Mechanical arrangement adapted to illustrate structure in the non-saturated hydrocarbons by the chemist James Dewar. The model is made of bars, clamped together so as to allow free motion. In order to make the combination look like an atom, a thin round disc of blackened brass can be placed under the central nut. At the ends of the arms are holes to connect one carbon atom with another by means of a nut.
The structure at the bottom right of his figure is now called "Dewar benzene".
I bring before the Society a simple mechanical arrangement adapted to illustrate structure in the non-saturated hydrocarbons. This little device is the mechanical representative of Dr. C. Brown's well-known graphic notation. A series of narrow thin bars of brass of equal length are taken, and every two of the bars clamped in the centre by a nut, so as to admit of free motion the one on the other. Such a combination represents a single carbon atom with its four places of attachment. In order to make the combination look like an atom, a thin round disc of blackened brass can be placed under the central nut. At the ends of the arms are holes to connect one carbon atom with another by means of a nut. The filling up of the places of attachment may be effected by slipping on the arms round discs of brass having a groove attached, and placing the symbol of the chemical element on the round projection. A carbon atom would then look like the following diagram.
By J. Dewar, Esq. (from Proceedings of the Royal Society of Edinburgh, VI, Session 1866-67, pp. 82-86)
Dewar sent Kekulé his brass strip molecular modeling kit in 1866, and Kekulé used it to hypothesize possible molecular structures for compunds. In 1867, Kekulé used Dewar's models to come up with a reasonable (by today's standards) structure for mesitylene (1,3,5-trimethylbenzene, C9H12). Note that in the drawing, little dots appear in in the middle of some of the bonds. They appear because the drawings are of a real model, and the various atoms were screwed together at the dots. Also note that the acetone molecules in the model appear not to be symmetrical, with one C-C bond bent and the other one straight. However, the bent bond is only an illusion created by the flatness of the paper; in Kekuleé's 3-D model, all of the C-C bonds are straight.
James Deward is famous for his Researches in low temperature phenomena. See  to learn more.

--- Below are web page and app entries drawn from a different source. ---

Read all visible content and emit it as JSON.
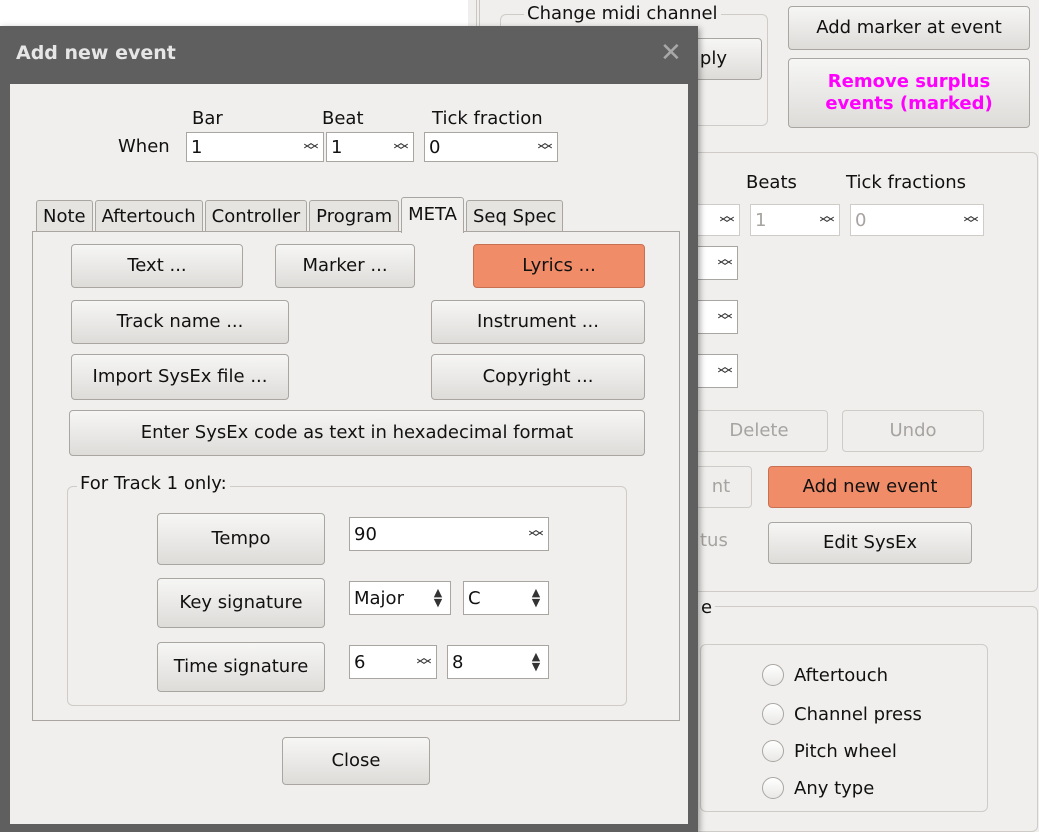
{
  "background": {
    "midi_group": {
      "legend": "Change midi channel",
      "apply_label": "ply"
    },
    "add_marker_label": "Add marker at event",
    "remove_surplus_label": "Remove surplus events (marked)",
    "position_headers": {
      "beats": "Beats",
      "tick_fractions": "Tick fractions"
    },
    "beats_value": "1",
    "tick_fractions_value": "0",
    "delete_label": "Delete",
    "undo_label": "Undo",
    "partial_button_label": "nt",
    "add_new_event_label": "Add new event",
    "partial_status_label": "tus",
    "edit_sysex_label": "Edit SysEx",
    "type_group_legend_partial": "e",
    "radios": [
      "Aftertouch",
      "Channel press",
      "Pitch wheel",
      "Any type"
    ]
  },
  "dialog": {
    "title": "Add new event",
    "close_glyph": "✕",
    "when": {
      "label": "When",
      "bar_label": "Bar",
      "beat_label": "Beat",
      "tick_label": "Tick fraction",
      "bar_value": "1",
      "beat_value": "1",
      "tick_value": "0"
    },
    "tabs": [
      "Note",
      "Aftertouch",
      "Controller",
      "Program",
      "META",
      "Seq Spec"
    ],
    "active_tab": "META",
    "meta": {
      "text_button": "Text ...",
      "marker_button": "Marker ...",
      "lyrics_button": "Lyrics ...",
      "track_name_button": "Track name ...",
      "instrument_button": "Instrument ...",
      "import_sysex_button": "Import SysEx file ...",
      "copyright_button": "Copyright ...",
      "sysex_hex_button": "Enter SysEx code as text in hexadecimal format"
    },
    "track1": {
      "legend": "For Track 1 only:",
      "tempo_button": "Tempo",
      "tempo_value": "90",
      "key_signature_button": "Key signature",
      "key_mode_value": "Major",
      "key_note_value": "C",
      "time_signature_button": "Time signature",
      "time_numerator_value": "6",
      "time_denominator_value": "8"
    },
    "close_button": "Close"
  },
  "colors": {
    "accent_orange": "#f08c68",
    "magenta_text": "#ff00ff",
    "dialog_frame": "#5f5f5f",
    "window_bg": "#f0efed"
  }
}
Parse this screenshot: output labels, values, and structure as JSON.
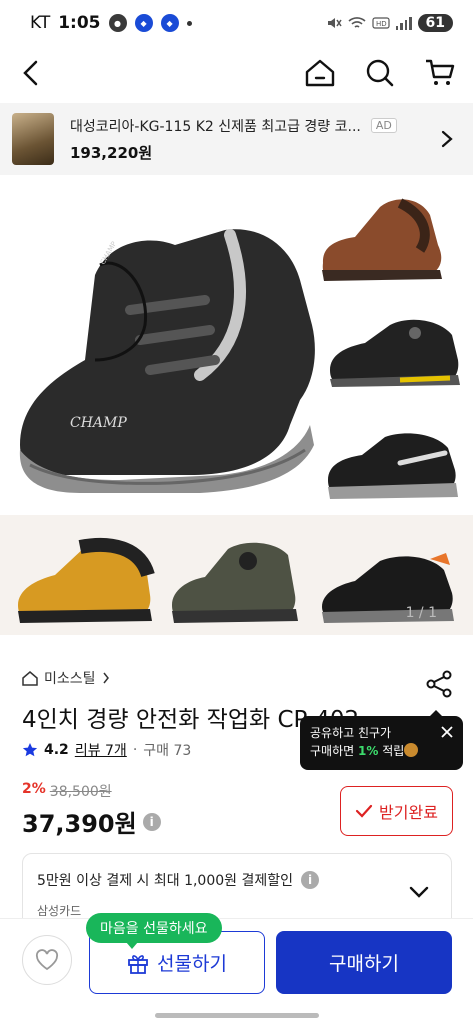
{
  "status_bar": {
    "carrier": "KT",
    "time": "1:05",
    "battery": "61"
  },
  "mini_banner": {
    "title": "대성코리아-KG-115 K2 신제품 최고급 경량 코...",
    "ad_label": "AD",
    "price": "193,220원"
  },
  "hero": {
    "counter": "1 / 1",
    "logo_text": "CHAMP"
  },
  "product": {
    "brand": "미소스틸",
    "title": "4인치 경량 안전화 작업화 CP-402",
    "rating": "4.2",
    "reviews": "리뷰 7개",
    "purchases": "구매 73",
    "discount_pct": "2%",
    "original_price": "38,500원",
    "final_price": "37,390원",
    "coupon_label": "받기완료"
  },
  "tooltip": {
    "line1": "공유하고 친구가",
    "line2_prefix": "구매하면",
    "line2_pct": "1%",
    "line2_suffix": "적립"
  },
  "benefit": {
    "text": "5만원 이상 결제 시 최대 1,000원 결제할인",
    "card": "삼성카드"
  },
  "bottom": {
    "gift_pill": "마음을 선물하세요",
    "gift_button": "선물하기",
    "buy_button": "구매하기"
  },
  "colors": {
    "primary_blue": "#1735c4",
    "accent_red": "#e5342a",
    "gift_green": "#19b65a"
  }
}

- J. Michael Mc Bride Models and Structural Diagrams in the 1860s
- J. Dewar, Esq., Proceedings of the Royal Society of Edinburgh, VI, Session 1866-67, pp. 82-86
- Today in Science History website